PendulumWhen a system is over-constrained (i.e. there are too many rules or too much bureaucracy) it often folds back into chaos i.e. order collapses.  For example, too much bureaucracy forces employees to find all kinds of work-arounds to get their work done, leading to a collapse of discipline.  Once a system is in chaos, order is often imposed by a despotic leader.  All goes well for a while, but slowly the bureaucracy creeps in again, and in an attempt to avoid the chaos (“that will not happen again on OUR watch syndrome”) stricter policies are implemented, more oversight etc etc until the system becomes overconstrained again, and back we go to chaos.  It becomes a never-ending pendulum, unless a visionary leader manages to break out of this pattern. …

With the chaos caused by the recent economic crisis foremost in everyone’s mind, the concern is that leaders will have knee-jerk reactions, and just fall into the pendulum trap.

In a recent blog post by American Express Open, they quote Liz Ann Sonders, chief investment analyst for Charles Schwab from an article in the Washington postwhere she made this very point about regulatory overreach:

“History is littered with post-crisis regulations,” she said. “If there are undue restrictions on the operations of businesses, they may view it to be their job to get around them, and you sow the seeds of the next crisis.”

They also write: “That knee-jerk reaction will come in the form of overzealous regulators. Unless calmer heads prevail, regulators and government officials will go overboard with regulations. And then the public and small businesses will pay another price: the stifling of businesses that are well run and didn’t need interference in the first place, leading to worse scenarios down the road. …

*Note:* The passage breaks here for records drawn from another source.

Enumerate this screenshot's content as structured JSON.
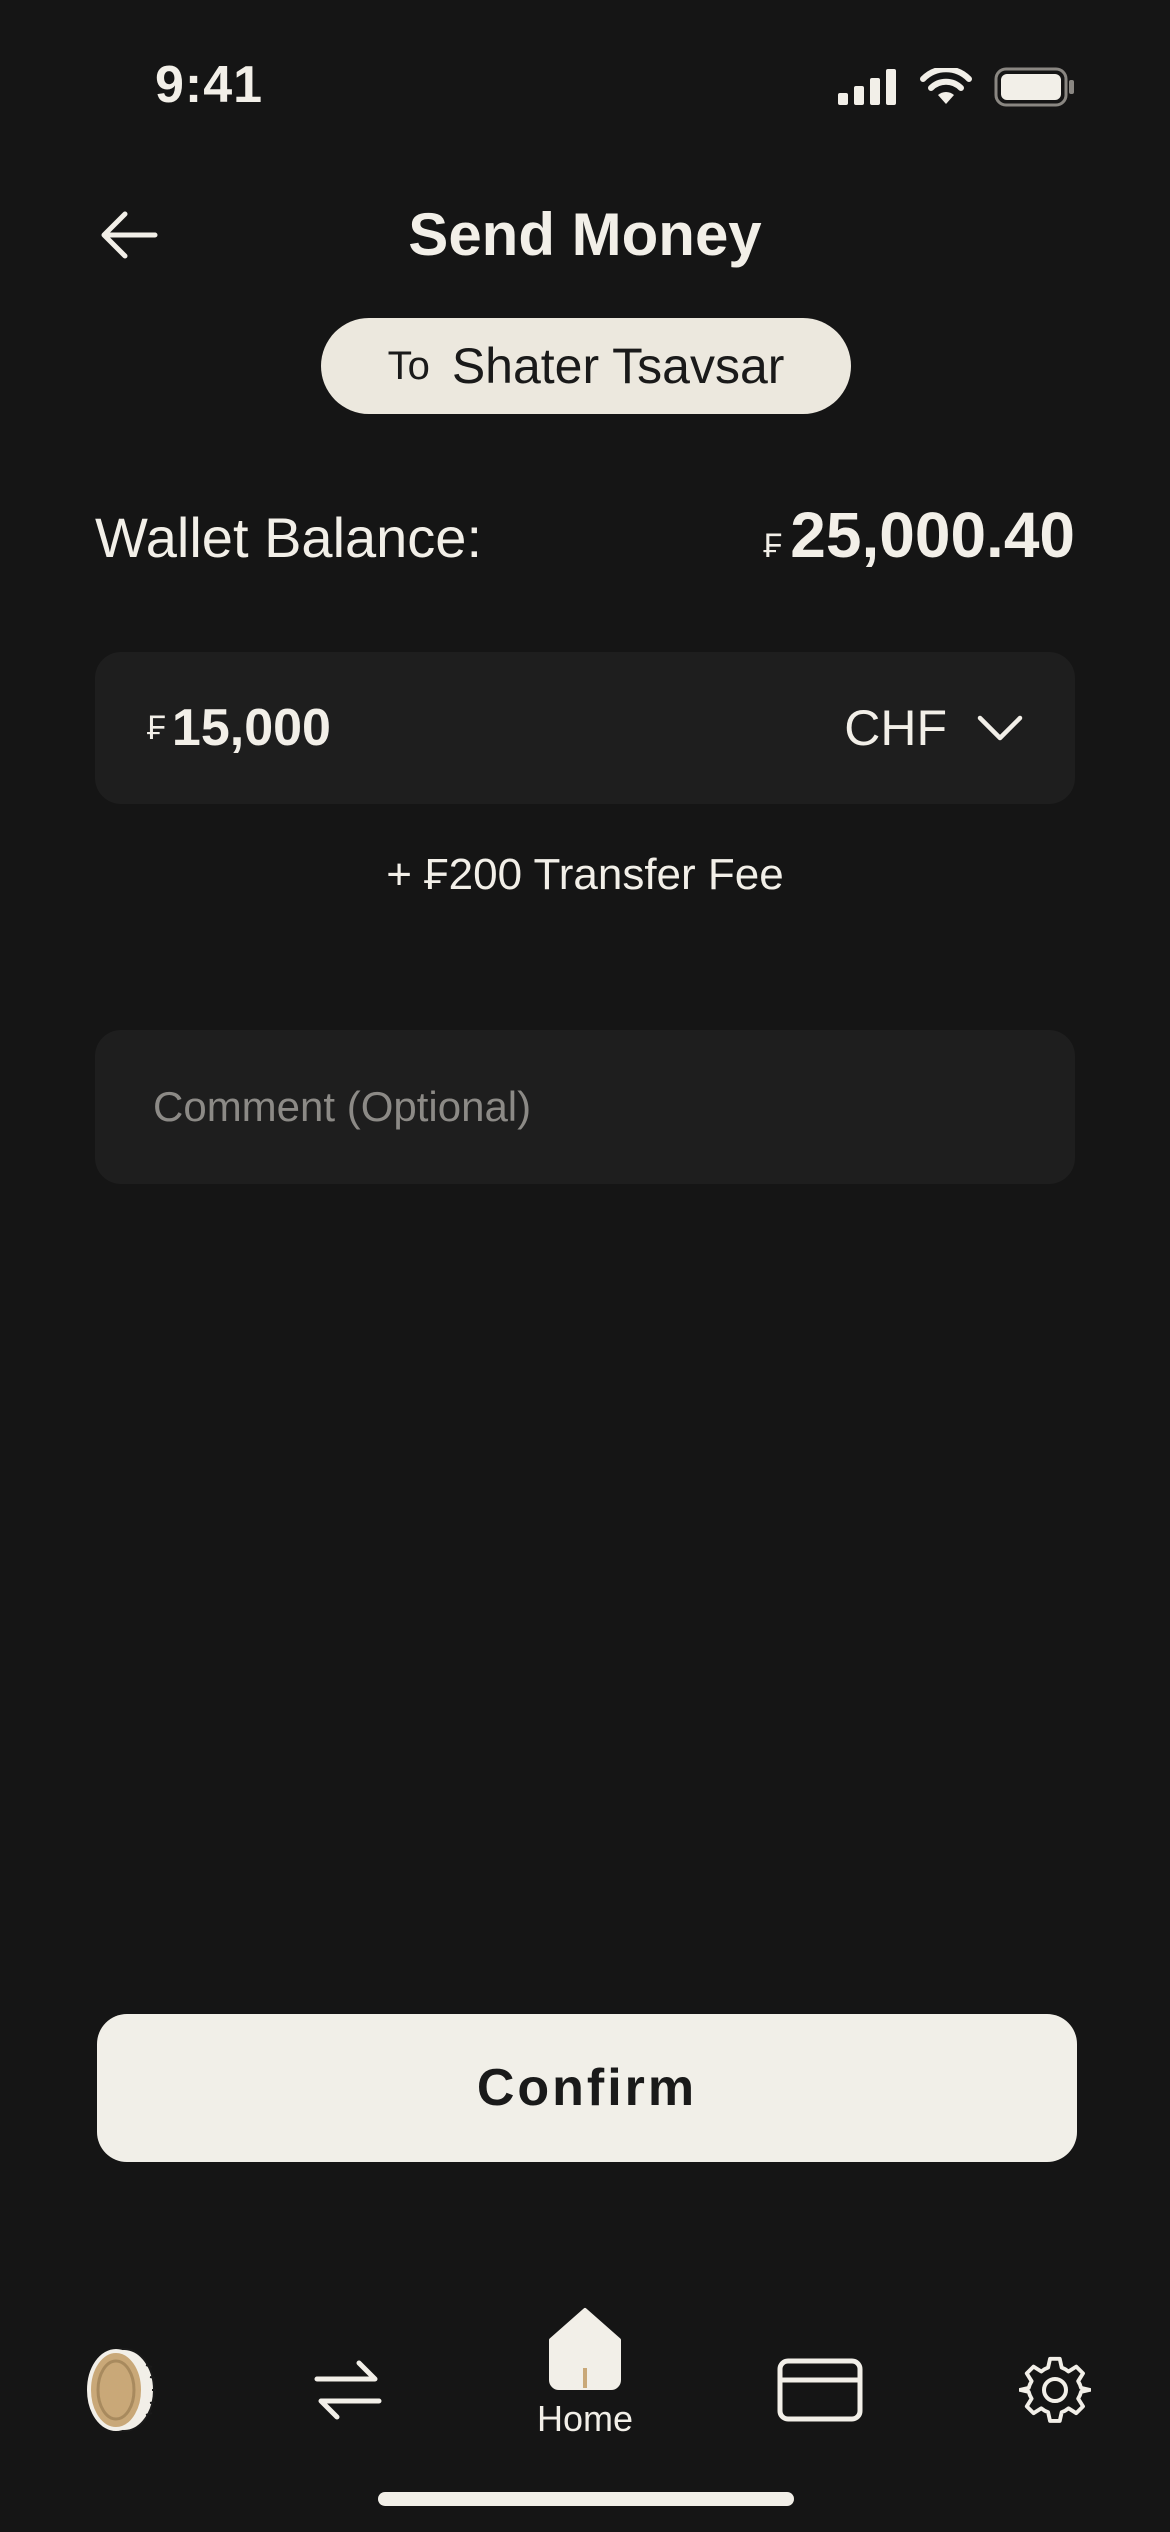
{
  "status_bar": {
    "time": "9:41"
  },
  "header": {
    "title": "Send Money"
  },
  "recipient": {
    "prefix": "To",
    "name": "Shater Tsavsar"
  },
  "wallet": {
    "label": "Wallet Balance:",
    "currency_symbol": "₣",
    "amount": "25,000.40"
  },
  "transfer": {
    "currency_symbol": "₣",
    "amount": "15,000",
    "currency_code": "CHF",
    "fee_text": "+ ₣200 Transfer Fee"
  },
  "comment": {
    "placeholder": "Comment (Optional)",
    "value": ""
  },
  "actions": {
    "confirm_label": "Confirm"
  },
  "bottom_nav": {
    "items": [
      {
        "icon": "coin-icon",
        "label": ""
      },
      {
        "icon": "transfer-arrows-icon",
        "label": ""
      },
      {
        "icon": "home-icon",
        "label": "Home"
      },
      {
        "icon": "card-icon",
        "label": ""
      },
      {
        "icon": "gear-icon",
        "label": ""
      }
    ],
    "active": "Home"
  },
  "colors": {
    "background": "#151515",
    "surface": "#1e1e1e",
    "text": "#f2efe8",
    "pill": "#ece8de",
    "accent_gold": "#c9a878"
  }
}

… Just because we had some bad situations that need fixing, let’s not throw the baby out with the bath water. Because … to use another cliche … we’ll snare dolphins in the tuna net. Some of those dolphins will likely be small businesses that will get burdened with unnecessary regulation. They will also be consumers who get burdened with higher costs. And speculators will find the loopholes anyway, leading to who-knows-what crisis a few years from now.”

Lets hope leaders think before they act and surround themselves with a variety of views to encourage dissent.  Hopefully they can find novel ways out of the crisis without succumbing to their first inclination to clamp down and over-regulate.